What is required -> Go through the lines below one by one and count those holding the string "color". Give the count alone.

(Entries from a dataset of interfaces)
---

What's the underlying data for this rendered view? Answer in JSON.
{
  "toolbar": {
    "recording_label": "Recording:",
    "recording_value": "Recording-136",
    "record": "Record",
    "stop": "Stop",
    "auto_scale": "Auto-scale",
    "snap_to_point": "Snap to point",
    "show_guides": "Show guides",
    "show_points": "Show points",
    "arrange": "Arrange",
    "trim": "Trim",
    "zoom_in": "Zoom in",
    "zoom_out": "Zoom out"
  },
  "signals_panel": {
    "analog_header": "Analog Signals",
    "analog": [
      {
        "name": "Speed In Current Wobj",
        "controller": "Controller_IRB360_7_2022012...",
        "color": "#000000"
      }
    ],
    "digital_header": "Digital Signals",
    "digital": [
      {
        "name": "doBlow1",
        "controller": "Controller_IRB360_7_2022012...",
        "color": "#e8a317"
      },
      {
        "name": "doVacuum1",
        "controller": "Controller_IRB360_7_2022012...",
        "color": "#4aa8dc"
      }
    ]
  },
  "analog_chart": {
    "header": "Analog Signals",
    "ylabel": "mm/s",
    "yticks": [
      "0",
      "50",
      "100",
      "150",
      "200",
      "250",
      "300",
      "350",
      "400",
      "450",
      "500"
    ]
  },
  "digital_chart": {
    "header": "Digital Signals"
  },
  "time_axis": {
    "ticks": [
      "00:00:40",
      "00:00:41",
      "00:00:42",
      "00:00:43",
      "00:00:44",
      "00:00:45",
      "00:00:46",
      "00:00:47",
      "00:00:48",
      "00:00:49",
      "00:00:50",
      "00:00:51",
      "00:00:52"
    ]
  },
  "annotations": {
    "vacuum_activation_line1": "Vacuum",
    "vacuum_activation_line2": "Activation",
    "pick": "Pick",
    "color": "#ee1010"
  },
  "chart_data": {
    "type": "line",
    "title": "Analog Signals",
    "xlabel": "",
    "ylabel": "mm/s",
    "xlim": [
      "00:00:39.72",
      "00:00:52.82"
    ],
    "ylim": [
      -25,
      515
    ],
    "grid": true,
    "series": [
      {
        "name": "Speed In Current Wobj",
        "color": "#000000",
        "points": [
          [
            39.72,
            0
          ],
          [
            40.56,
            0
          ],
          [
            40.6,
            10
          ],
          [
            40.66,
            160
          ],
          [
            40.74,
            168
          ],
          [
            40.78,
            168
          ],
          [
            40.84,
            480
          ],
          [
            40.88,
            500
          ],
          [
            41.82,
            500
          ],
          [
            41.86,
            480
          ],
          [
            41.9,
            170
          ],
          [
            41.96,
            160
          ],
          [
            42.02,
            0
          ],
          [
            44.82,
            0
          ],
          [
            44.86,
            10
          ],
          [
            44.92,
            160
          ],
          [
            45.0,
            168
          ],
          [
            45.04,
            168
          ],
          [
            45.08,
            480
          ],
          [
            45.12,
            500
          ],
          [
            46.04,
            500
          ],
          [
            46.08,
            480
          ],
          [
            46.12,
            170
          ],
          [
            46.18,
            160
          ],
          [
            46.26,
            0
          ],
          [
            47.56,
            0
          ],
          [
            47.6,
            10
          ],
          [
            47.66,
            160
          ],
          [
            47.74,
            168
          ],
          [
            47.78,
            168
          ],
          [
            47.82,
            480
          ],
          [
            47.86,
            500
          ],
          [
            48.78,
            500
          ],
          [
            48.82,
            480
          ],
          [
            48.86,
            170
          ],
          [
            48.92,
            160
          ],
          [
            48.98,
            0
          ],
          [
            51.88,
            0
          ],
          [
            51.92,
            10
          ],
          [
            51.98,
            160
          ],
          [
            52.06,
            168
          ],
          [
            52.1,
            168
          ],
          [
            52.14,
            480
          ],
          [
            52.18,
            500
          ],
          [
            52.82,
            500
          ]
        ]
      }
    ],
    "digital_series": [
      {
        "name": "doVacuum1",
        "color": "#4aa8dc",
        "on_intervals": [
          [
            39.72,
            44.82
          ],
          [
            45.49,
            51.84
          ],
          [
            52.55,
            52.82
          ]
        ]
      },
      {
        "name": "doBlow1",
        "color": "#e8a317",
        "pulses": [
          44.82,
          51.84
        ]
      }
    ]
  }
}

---

Answer area -> 7